Profiles, Sports, Dramas, Quiz Shows, and SPECIALS. Examples
"The video has
been lost. Please stay
tuned to the audio portion of the program."
"John Cameron Swayze &
The Camel News Caravan" - Phil Rizzuto reporting sports news the day
when Don Larsen pitched his perfect game against the Brooklyn
"Jackie Gleason Show" - Edward R. Murrow introducing Eddie Cantor on
his 65th Birthday (1/12/1957)
Don Pardo's never recorded NBC bulletins of JFK's
Roger Maris' 61st home run - The lost TV call by Red Barber
Ernie Kovacs hosting
"The Tonight Show" (10/9/1956)
Boris Karloff and Peter
Lorre together being interviewed for one hour on the "Hy Gardner
Woody Allen's first
talk show, appearing with Johnny Carson, before he would host the
"Tonight Show," on "Open End" (12/24/1961)
"Playhouse 90" special
presentation of Mike Todd's celebration of his new movie "Around The
World in 80 Days" live from Madison Square Garden with Elizabeth
Taylor and scores of celebrities (10/17/1957)
Rock 'n' Roller "DJ"
Murry The K calling the live late night talk show "Hot Line" hosted
by Gore Vidal, David Susskind and Dorothy Kilgallen, defending the
great talents of The Beatles, who were still being slighted by an
older conservative panel (10/6/1964).
Robert F. Kennedy
question and answer forum with college students during his run for

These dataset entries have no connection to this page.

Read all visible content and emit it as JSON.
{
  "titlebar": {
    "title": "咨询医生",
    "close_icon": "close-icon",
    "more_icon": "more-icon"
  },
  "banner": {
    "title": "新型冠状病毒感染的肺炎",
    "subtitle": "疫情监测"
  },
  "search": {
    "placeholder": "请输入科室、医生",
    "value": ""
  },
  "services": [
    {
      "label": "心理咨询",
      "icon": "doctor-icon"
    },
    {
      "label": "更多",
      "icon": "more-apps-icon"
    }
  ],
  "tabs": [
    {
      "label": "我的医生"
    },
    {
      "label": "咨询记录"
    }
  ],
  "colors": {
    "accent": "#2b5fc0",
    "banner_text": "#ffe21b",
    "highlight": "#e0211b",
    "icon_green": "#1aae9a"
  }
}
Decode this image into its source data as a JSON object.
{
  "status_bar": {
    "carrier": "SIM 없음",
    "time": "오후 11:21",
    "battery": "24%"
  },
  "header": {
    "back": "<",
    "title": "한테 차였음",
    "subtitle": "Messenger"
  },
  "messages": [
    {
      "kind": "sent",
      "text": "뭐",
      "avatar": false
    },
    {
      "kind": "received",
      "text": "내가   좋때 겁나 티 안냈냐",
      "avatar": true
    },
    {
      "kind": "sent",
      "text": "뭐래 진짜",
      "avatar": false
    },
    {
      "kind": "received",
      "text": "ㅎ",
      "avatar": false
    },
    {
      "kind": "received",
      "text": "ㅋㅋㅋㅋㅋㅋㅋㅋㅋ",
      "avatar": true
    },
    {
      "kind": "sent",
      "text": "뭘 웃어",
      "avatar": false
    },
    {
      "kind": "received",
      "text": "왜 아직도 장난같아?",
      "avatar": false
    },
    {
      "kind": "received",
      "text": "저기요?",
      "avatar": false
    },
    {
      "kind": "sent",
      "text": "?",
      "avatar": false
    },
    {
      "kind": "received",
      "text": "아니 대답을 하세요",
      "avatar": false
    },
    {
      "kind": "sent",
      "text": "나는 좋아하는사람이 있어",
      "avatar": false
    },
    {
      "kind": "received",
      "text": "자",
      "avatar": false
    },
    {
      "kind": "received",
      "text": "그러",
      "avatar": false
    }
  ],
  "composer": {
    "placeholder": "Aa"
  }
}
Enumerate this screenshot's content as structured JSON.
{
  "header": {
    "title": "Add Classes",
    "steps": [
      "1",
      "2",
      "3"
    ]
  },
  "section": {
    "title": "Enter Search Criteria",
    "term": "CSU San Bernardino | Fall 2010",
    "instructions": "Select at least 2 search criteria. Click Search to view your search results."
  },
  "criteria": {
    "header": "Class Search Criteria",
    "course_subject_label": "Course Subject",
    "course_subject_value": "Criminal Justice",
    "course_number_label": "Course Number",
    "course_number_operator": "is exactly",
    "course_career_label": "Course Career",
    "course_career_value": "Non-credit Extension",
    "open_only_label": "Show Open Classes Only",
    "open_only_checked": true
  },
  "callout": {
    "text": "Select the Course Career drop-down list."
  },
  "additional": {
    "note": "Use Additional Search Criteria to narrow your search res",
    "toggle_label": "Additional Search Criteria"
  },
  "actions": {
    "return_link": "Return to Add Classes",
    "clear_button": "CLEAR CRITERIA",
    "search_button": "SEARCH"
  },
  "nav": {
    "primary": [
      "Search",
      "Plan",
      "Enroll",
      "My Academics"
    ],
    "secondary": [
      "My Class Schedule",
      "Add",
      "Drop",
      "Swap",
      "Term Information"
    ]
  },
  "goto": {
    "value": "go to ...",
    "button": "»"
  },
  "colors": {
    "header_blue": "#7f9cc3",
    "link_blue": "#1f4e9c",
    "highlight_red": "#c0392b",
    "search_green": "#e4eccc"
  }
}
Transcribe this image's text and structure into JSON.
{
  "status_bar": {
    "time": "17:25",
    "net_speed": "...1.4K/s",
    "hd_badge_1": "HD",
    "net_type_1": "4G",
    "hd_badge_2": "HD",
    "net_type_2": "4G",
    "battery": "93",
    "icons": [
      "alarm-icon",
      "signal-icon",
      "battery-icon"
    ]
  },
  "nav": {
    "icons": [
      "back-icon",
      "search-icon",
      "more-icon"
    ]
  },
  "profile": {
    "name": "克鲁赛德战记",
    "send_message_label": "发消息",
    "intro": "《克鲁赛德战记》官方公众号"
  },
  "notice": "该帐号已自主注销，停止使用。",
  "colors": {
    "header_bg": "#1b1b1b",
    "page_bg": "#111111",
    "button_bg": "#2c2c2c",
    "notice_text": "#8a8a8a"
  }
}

the US Senate seat in NY (10/7/1964)
Hollywood" with Gary Cooper & 13 year old Liza Minnelli who sang
"Somewhere Over the Rainbow" (1/10/1960)
Election coverage by
the just hired NBC team of Huntley & Brinkley (11/6/1956)
"Miss America Pageant"
hosted by Douglas Edwards (9/7/1957)
"Jack Paar Tonight
Show" ...his walkout (2/11/1960)
The return to big money
post-scandal quiz shows with "100 Grand" (9/15/1963, lasting for
only three weeks)
Premieres of Johnny
Carson on the "Tonight Show" (10/1/1962), Joey Bishop on the "Joey
Bishop Show" (4/17/1967), Dick Cavett on "The Dick Cavett Show"
"Nightbeat" and the
"Mike Wallace Interviews" (1956/1957)
"Break the $250,000
Bank" (Premiere show 10/9/1956)
Bob Newhart's first TV
series 1/2 hour variety show (10/10/1961 to 6/13/1962)
"Ben Hecht Show" (Two
part interview with Jimmy Durante 1/20-21/1959)
"The Fabulous Fifties"
(TV retrospective of past decade (1/30/1960)
"Henry Morgan Show"
Starring Milton Berle" (1959)
"Annie Get Your Gun"
(3/19/1967, lost by the Irving Berlin estate and is one of the most
sought after programs by the Museum of Television & Radio)
Political talks to the
nation by President Dwight Eisenhower, John F. Kennedy, Lyndon
Johnson, Richard Nixon and others
Lost children's shows
hosted by Soupy Sales, Paul Tripp, Sandy Becker, Chuck McCann,
Zacharley, and others
(9/21/1959, Khrushchev visit to Disneyland)
intermissions (1960, 1961, 1962)
"New Years Eve with Guy
Lombardo" (1956 through 1960's)
"Dean Martin Special"
with guest Mae West (5/4/1959)
Variety Show" (1956)
"Firing Line with
William F. Buckley" (1968)
"Les Crane Show" (First
phone-in TV talk show, 1963)
First Merv Griffin NBC
daytime talk-variety show (only a few survive - 1962-1963)
Celebrity interviews on
"Here's Hollywood" (1961-1962, Keaton, McQueen, Pickford, Eastwood,
Abbott, Chaney Jr., Berle, Serling, Garland, Widmark, Clift, Quinn,
Raft and scores of others
"Bobby Darin Show"
(1/19/1973 - 4/27/1973)
"CBS Evening News with
Walter Cronkite" who reports on the death of Marilyn Monroe and
interviews Kim Novak via closed circuit TV (8/6/1962)
AND THOUSANDS MORE!